   She was called to act once more as a peacemaker in 1336, when Afonso IV marched his troops against King Alfonso XI of Castile, to whom he had married his daughter Maria, and who had neglected and ill-treated her. In spite of age and weakness, the Queen-dowager insisted on hurrying to Estremoz, where the two kings' armies were drawn up. She again stopped the fighting and caused terms of peace to be arranged. But the exertion brought on her final illness. As soon as her mission was completed, she took to her bed with a fever from which she died on 4 July, in the castle of Estremoz.
   Although Denis' tomb was located in Odivelas, Elizabeth was buried in the Convent of Santa Clara in Coimbra, in a magnificent Gothic sarcophagus. After frequent flooding by the Mondego River in the 17th century, the Poor Clares moved her mortal remains to the Monastery of Santa Clara-a-Nova (also in Coimbra). Her body was transferred to the main chapel, where it was buried in a sarcophagus of silver and crystal.

Portrait of Queen Santa Isabel
Queen Saint Isabel, circle or follower of Quentin Metsys. 1st quarter of the 16th century. Oil on wood, 38 x 27 cm.
«This “portrait” of Isabel of Portugal with the crown and ermine mantle signalling her royal condition and a Franciscan cord necklace emphasising her religious sentiment, combines  the devoltional convention of a hieratic presence marked by the sign of transcendence (the luminous halo surrounding her) with features of serene and human beauty. It is possible to allude to a type of iconic realism in the distinction and symmetry of the oval face, the elegant features, the subtly oblique eyes, connecting this “style” of female face design to Quentin Metsys’s models. The legend that appears at the bottom of the painting [“the queen saint Isabel”] does however indicate that if not painted by a Portuguese it had a Portuguese destiny that probably also indicated the nationality of the commission itself.

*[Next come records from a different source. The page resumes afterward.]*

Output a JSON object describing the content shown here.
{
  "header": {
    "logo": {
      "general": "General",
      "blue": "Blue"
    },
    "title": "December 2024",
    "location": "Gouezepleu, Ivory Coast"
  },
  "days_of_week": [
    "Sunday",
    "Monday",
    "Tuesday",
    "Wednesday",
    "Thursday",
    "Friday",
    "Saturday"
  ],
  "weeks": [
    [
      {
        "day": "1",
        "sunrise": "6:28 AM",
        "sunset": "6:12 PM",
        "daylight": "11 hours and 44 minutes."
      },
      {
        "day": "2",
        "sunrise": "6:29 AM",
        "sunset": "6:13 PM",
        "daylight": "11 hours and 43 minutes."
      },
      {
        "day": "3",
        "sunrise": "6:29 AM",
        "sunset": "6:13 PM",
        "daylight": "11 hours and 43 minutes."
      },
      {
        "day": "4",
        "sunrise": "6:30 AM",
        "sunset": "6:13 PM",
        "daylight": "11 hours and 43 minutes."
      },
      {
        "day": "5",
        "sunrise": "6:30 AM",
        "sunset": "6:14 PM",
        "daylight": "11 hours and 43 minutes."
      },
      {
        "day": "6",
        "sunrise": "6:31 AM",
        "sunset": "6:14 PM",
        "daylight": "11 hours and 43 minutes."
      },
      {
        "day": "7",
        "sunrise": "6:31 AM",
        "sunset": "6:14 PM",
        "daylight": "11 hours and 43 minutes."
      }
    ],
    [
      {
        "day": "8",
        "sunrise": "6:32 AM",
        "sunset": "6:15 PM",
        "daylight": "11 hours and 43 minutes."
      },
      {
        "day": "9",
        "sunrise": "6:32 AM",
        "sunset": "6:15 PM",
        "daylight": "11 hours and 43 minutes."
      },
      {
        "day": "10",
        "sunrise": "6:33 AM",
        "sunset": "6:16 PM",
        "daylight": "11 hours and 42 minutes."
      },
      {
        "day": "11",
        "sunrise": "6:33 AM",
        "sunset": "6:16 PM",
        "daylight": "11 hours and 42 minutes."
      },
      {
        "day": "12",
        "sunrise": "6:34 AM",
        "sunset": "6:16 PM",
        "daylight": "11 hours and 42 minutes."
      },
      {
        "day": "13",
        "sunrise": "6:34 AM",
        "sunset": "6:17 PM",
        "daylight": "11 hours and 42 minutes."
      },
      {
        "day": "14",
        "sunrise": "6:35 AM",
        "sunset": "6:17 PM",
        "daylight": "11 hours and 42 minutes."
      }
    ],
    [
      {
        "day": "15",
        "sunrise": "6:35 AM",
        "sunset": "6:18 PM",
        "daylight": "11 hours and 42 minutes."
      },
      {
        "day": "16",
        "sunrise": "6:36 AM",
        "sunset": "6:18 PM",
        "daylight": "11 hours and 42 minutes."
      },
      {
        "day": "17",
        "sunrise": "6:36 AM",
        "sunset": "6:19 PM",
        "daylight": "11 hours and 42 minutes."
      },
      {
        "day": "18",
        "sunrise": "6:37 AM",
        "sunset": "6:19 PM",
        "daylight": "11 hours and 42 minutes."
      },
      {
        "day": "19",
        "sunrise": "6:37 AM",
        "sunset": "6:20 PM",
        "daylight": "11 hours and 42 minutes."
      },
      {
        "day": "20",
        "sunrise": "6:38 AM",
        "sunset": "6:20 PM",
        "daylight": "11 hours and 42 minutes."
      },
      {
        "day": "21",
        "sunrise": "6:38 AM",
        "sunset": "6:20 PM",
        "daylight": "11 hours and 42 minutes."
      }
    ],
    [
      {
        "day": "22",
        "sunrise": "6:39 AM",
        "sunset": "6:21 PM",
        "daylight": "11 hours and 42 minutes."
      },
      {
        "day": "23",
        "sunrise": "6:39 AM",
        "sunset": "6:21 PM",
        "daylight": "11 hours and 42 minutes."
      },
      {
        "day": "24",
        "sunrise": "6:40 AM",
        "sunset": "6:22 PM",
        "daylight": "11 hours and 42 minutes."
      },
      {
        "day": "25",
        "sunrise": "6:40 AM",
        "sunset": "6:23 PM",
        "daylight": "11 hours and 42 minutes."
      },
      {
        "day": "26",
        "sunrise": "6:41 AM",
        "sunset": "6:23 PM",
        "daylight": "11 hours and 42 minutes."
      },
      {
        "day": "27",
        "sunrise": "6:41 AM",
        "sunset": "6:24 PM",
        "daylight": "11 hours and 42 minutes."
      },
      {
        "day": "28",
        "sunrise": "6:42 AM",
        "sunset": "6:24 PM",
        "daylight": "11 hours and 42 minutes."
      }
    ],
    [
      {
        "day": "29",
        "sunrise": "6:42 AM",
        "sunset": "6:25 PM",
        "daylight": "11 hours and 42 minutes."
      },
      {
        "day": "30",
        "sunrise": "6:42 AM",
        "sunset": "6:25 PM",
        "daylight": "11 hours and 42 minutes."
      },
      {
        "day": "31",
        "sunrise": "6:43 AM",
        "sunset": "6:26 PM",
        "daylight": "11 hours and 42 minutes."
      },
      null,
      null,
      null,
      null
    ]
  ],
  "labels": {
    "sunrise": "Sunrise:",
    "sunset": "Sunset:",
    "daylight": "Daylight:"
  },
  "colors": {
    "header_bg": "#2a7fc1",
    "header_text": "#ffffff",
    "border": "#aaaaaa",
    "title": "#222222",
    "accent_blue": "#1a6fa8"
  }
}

[…] In the inventory of the assets that Queen D. Leonor left to the convent [of Madre de Deus] in her will is “a painting of the Holy queen who lies in Coimbra” and which in 1537 was in the church sacristy […].»

Quentin Matsys
Quentin Matsys (Dutch: Quinten Matsijs) (1466–1530) was a painter in the Flemish tradition and a founder of the Antwerp school. He was born at Leuven, where legend states he was trained as an ironsmith before becoming a painter. Matsys was active in Antwerp for over 20 years, creating numerous works with religious roots and satirical tendencies.